Data records
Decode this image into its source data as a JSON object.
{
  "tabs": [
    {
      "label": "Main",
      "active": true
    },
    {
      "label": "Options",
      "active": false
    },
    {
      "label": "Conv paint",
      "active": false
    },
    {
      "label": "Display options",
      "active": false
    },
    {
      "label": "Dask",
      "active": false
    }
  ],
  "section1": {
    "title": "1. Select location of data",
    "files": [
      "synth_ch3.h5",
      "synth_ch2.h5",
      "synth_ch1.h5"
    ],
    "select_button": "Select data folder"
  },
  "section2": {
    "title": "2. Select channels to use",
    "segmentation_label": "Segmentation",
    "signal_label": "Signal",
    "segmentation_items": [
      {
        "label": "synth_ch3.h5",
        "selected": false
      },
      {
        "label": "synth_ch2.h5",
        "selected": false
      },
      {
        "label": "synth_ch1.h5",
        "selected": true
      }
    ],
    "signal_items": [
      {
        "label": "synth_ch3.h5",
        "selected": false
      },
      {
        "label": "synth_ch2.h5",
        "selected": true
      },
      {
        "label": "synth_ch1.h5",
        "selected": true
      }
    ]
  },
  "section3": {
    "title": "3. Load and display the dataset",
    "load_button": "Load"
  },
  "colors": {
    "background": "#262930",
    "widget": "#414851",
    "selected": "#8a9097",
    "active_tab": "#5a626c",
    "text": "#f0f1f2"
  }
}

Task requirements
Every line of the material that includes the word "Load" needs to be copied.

Task answer
    "title": "3. Load and display the dataset",
    "load_button": "Load"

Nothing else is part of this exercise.